The UK’s largest shooting organisation, the British Association for Shooting and Conservation (BASC), starts 2015 in a strong position to continue to promote and defend shooting with the announcement that its membership has risen to more than 140,000.
As the 2014 grouse season closes on the 10th December, the value of grouse shooting and the benefit it brings for the economy and the environment are highlighted in an infographic being sent to MPs by the British Association for Shooting and Conservation (BASC) and the Moorland Association.
Government proposals to increase the fee for the grant of a shotgun certificate from £50 to £79.50 with proportionate increases in other licensing fees have been welcomed as fair by the UK’s largest shooting organisation, the British Association for Shooting and Conservation (BASC). If agreed these will be the first increases in fees for 13 years.
BASC’s chief executive Richard Ali has addressed the national conference on uplands management, emphasising the UK’s unique uplands and the important role wildlife management and shooting will continue to play in their future. He said not only was shooting a part of the heritage of the uplands; it is part of its innovative future.
March 15th is the time for the fifth annual “Wessex Inter-Club Clay Shoot” for affiliated clubs. It has moved it forward a week, so it doesn’t clash with the West Country Game Fair which many shooters like to attend. Although the competition is named the “Wessex Inter-Club Clay Shoot”, it was decided Read more…
Shotgun and firearm certificates should be valid for ten years, rather than the current five, in order to improve enforcement, boost public safety and cut the administrative burden and cost for police forces, according to the UK’s largest shooting organisation, the British Association for Shooting and Conservation (BASC).

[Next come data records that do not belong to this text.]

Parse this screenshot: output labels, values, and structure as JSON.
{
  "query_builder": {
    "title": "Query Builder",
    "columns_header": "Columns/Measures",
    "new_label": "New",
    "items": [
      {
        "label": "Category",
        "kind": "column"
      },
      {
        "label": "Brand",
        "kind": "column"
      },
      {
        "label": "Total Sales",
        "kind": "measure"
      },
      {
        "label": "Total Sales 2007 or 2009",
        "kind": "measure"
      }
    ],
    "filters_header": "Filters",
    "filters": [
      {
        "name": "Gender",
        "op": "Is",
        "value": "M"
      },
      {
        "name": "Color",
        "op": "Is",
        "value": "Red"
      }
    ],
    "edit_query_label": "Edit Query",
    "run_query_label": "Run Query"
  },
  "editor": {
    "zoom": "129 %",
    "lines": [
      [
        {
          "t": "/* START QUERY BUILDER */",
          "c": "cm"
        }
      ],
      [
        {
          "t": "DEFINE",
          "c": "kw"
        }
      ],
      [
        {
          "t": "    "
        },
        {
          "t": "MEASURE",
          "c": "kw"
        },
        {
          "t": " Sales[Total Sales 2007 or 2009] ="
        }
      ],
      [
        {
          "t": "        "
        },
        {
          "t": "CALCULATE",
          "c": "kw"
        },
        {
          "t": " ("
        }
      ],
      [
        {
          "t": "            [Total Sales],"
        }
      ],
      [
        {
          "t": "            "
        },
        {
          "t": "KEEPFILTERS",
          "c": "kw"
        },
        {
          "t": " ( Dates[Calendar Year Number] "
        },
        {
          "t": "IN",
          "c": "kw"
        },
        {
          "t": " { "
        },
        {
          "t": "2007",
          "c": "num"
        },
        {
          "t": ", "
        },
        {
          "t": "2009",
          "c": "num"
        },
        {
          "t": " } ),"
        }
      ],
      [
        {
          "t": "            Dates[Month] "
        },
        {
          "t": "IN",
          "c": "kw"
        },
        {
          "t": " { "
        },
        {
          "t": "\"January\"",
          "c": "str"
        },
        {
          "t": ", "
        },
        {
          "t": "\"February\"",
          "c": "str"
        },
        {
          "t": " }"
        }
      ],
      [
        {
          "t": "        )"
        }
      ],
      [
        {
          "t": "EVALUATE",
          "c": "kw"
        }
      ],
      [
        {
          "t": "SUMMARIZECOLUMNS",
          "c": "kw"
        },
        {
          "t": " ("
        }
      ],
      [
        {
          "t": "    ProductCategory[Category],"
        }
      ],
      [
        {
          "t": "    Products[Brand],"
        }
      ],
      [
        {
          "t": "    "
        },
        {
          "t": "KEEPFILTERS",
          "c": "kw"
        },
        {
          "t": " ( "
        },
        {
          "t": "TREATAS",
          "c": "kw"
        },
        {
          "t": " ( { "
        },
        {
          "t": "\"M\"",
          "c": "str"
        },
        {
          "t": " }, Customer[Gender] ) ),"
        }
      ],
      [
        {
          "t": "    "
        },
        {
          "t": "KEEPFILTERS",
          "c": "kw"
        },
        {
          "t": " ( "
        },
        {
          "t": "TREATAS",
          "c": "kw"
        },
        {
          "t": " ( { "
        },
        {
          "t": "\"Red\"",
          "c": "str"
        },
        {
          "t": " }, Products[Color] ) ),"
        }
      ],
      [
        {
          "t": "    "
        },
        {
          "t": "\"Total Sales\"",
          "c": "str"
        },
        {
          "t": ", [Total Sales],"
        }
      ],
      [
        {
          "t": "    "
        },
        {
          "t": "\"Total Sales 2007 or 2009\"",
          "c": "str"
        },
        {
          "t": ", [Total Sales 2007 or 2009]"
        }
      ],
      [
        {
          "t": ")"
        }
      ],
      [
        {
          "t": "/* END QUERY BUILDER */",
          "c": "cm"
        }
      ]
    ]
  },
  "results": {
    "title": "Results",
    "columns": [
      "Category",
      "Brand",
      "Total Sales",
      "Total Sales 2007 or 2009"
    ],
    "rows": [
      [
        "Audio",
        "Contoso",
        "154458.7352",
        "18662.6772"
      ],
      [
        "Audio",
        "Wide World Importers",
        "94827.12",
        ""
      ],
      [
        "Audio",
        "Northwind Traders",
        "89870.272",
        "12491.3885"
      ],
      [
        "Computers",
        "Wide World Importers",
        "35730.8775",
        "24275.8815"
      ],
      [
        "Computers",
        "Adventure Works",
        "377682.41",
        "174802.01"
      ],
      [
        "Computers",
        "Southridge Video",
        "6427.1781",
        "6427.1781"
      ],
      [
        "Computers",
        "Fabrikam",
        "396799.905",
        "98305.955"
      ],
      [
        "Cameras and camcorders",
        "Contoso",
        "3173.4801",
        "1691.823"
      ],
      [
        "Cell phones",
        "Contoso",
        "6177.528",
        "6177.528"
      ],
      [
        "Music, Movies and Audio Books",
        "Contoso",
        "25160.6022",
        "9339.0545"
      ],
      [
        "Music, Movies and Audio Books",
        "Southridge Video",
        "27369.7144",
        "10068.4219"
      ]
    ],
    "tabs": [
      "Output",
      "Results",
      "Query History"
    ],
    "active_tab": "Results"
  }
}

BASC has corrected references which described shooting as a high threat to UK forests in a major report to the European Commission. The intention was to describe deer grazing, browsing and trampling as a significant problem, not shooting. BASC’s amendments were adopted and the UK report has been revised, submitted and published.